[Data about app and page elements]
========================================
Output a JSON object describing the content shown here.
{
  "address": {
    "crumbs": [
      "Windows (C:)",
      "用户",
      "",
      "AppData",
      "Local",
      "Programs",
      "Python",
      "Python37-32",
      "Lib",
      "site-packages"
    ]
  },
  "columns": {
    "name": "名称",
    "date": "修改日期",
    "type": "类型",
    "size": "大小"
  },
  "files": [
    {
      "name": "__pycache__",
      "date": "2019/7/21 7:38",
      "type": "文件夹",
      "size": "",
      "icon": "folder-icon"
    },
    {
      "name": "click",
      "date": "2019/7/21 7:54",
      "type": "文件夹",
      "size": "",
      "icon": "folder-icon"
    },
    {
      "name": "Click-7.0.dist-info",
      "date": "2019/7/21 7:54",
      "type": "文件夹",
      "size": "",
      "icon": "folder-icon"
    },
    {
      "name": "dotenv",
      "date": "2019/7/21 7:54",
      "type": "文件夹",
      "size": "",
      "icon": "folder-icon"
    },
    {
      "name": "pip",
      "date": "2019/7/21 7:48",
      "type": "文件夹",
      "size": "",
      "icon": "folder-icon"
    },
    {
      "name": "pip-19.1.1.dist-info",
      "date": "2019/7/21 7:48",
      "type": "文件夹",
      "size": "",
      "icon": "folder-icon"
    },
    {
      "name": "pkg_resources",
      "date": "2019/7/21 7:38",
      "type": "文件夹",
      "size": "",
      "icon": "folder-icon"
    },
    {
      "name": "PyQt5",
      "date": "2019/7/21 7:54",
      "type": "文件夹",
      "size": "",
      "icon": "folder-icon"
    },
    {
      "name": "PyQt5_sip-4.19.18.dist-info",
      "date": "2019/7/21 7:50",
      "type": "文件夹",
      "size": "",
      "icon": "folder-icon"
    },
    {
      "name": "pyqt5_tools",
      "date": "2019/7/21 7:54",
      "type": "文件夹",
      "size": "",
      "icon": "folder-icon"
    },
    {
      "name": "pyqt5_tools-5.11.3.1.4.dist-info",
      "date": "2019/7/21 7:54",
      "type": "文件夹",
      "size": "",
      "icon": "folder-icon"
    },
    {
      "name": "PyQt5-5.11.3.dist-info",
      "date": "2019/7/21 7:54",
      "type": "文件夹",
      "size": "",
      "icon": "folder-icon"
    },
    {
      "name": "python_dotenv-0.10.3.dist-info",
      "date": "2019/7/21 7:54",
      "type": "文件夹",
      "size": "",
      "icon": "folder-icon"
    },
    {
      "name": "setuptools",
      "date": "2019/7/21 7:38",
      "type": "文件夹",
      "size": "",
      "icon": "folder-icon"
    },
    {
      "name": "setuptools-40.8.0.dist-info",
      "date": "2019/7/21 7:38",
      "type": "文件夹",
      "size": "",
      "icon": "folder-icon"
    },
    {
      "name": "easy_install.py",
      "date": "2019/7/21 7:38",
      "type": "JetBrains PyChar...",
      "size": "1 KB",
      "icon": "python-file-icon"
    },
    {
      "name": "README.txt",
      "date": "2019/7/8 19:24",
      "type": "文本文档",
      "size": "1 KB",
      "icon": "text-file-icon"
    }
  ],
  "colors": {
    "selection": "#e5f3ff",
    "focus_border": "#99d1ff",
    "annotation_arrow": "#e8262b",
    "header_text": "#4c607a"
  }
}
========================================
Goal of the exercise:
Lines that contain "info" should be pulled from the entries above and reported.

Exercise result:
      "name": "Click-7.0.dist-info",
      "name": "pip-19.1.1.dist-info",
      "name": "PyQt5_sip-4.19.18.dist-info",
      "name": "pyqt5_tools-5.11.3.1.4.dist-info",
      "name": "PyQt5-5.11.3.dist-info",
      "name": "python_dotenv-0.10.3.dist-info",
      "name": "setuptools-40.8.0.dist-info",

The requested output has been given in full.